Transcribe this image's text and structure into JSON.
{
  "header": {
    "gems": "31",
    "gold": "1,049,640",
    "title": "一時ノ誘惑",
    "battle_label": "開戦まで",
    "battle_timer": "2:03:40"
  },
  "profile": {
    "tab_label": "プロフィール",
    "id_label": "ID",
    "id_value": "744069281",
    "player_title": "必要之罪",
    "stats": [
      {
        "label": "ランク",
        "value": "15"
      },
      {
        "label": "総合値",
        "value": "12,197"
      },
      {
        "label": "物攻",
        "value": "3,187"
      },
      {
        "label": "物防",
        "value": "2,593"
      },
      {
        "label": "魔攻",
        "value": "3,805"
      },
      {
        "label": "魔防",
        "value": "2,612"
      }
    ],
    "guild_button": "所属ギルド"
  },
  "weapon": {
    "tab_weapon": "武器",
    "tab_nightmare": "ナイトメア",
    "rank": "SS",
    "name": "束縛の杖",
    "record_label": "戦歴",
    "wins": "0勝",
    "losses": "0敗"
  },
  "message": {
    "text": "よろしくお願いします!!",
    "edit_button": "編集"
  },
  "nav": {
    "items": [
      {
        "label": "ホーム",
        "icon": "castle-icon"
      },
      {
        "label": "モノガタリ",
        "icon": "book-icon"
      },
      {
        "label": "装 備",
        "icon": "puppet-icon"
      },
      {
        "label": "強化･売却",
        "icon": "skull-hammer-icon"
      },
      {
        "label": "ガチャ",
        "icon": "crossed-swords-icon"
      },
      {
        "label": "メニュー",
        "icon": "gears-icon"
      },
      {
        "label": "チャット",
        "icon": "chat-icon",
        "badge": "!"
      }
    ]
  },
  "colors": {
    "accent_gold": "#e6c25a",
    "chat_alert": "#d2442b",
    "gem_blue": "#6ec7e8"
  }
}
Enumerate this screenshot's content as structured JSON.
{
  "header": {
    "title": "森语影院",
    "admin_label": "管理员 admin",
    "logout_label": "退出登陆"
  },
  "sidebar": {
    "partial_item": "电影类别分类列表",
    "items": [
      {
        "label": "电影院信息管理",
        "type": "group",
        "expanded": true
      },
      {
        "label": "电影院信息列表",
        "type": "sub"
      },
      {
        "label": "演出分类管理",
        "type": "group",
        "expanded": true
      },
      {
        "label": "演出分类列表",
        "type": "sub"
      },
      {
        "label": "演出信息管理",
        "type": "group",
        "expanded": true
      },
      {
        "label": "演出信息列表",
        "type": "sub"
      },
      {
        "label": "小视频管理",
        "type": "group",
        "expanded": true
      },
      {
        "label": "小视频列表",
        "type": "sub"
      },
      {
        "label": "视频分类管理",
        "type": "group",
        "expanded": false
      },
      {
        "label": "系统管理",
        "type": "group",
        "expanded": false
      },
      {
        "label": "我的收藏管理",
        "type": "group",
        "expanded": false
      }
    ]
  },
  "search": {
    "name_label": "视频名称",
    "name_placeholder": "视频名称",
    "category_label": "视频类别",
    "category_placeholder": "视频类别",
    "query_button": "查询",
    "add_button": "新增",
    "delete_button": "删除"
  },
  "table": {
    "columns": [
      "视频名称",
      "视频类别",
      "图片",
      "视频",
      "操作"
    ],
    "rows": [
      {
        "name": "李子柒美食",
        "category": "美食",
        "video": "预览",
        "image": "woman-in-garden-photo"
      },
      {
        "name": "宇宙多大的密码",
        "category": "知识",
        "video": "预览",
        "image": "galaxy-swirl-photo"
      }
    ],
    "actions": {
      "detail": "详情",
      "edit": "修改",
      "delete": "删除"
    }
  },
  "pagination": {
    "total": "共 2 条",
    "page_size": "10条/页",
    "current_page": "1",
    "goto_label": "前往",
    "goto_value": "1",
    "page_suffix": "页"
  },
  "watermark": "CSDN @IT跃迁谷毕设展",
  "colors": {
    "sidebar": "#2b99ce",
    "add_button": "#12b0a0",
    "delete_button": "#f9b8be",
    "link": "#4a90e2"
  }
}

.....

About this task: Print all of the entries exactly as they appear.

Task answer:
Transcribe this image's text and structure into JSON.
{
  "header": {
    "gems": "31",
    "gold": "1,049,640",
    "title": "一時ノ誘惑",
    "battle_label": "開戦まで",
    "battle_timer": "2:03:40"
  },
  "profile": {
    "tab_label": "プロフィール",
    "id_label": "ID",
    "id_value": "744069281",
    "player_title": "必要之罪",
    "stats": [
      {
        "label": "ランク",
        "value": "15"
      },
      {
        "label": "総合値",
        "value": "12,197"
      },
      {
        "label": "物攻",
        "value": "3,187"
      },
      {
        "label": "物防",
        "value": "2,593"
      },
      {
        "label": "魔攻",
        "value": "3,805"
      },
      {
        "label": "魔防",
        "value": "2,612"
      }
    ],
    "guild_button": "所属ギルド"
  },
  "weapon": {
    "tab_weapon": "武器",
    "tab_nightmare": "ナイトメア",
    "rank": "SS",
    "name": "束縛の杖",
    "record_label": "戦歴",
    "wins": "0勝",
    "losses": "0敗"
  },
  "message": {
    "text": "よろしくお願いします!!",
    "edit_button": "編集"
  },
  "nav": {
    "items": [
      {
        "label": "ホーム",
        "icon": "castle-icon"
      },
      {
        "label": "モノガタリ",
        "icon": "book-icon"
      },
      {
        "label": "装 備",
        "icon": "puppet-icon"
      },
      {
        "label": "強化･売却",
        "icon": "skull-hammer-icon"
      },
      {
        "label": "ガチャ",
        "icon": "crossed-swords-icon"
      },
      {
        "label": "メニュー",
        "icon": "gears-icon"
      },
      {
        "label": "チャット",
        "icon": "chat-icon",
        "badge": "!"
      }
    ]
  },
  "colors": {
    "accent_gold": "#e6c25a",
    "chat_alert": "#d2442b",
    "gem_blue": "#6ec7e8"
  }
}
Enumerate this screenshot's content as structured JSON.
{
  "header": {
    "title": "森语影院",
    "admin_label": "管理员 admin",
    "logout_label": "退出登陆"
  },
  "sidebar": {
    "partial_item": "电影类别分类列表",
    "items": [
      {
        "label": "电影院信息管理",
        "type": "group",
        "expanded": true
      },
      {
        "label": "电影院信息列表",
        "type": "sub"
      },
      {
        "label": "演出分类管理",
        "type": "group",
        "expanded": true
      },
      {
        "label": "演出分类列表",
        "type": "sub"
      },
      {
        "label": "演出信息管理",
        "type": "group",
        "expanded": true
      },
      {
        "label": "演出信息列表",
        "type": "sub"
      },
      {
        "label": "小视频管理",
        "type": "group",
        "expanded": true
      },
      {
        "label": "小视频列表",
        "type": "sub"
      },
      {
        "label": "视频分类管理",
        "type": "group",
        "expanded": false
      },
      {
        "label": "系统管理",
        "type": "group",
        "expanded": false
      },
      {
        "label": "我的收藏管理",
        "type": "group",
        "expanded": false
      }
    ]
  },
  "search": {
    "name_label": "视频名称",
    "name_placeholder": "视频名称",
    "category_label": "视频类别",
    "category_placeholder": "视频类别",
    "query_button": "查询",
    "add_button": "新增",
    "delete_button": "删除"
  },
  "table": {
    "columns": [
      "视频名称",
      "视频类别",
      "图片",
      "视频",
      "操作"
    ],
    "rows": [
      {
        "name": "李子柒美食",
        "category": "美食",
        "video": "预览",
        "image": "woman-in-garden-photo"
      },
      {
        "name": "宇宙多大的密码",
        "category": "知识",
        "video": "预览",
        "image": "galaxy-swirl-photo"
      }
    ],
    "actions": {
      "detail": "详情",
      "edit": "修改",
      "delete": "删除"
    }
  },
  "pagination": {
    "total": "共 2 条",
    "page_size": "10条/页",
    "current_page": "1",
    "goto_label": "前往",
    "goto_value": "1",
    "page_suffix": "页"
  },
  "watermark": "CSDN @IT跃迁谷毕设展",
  "colors": {
    "sidebar": "#2b99ce",
    "add_button": "#12b0a0",
    "delete_button": "#f9b8be",
    "link": "#4a90e2"
  }
}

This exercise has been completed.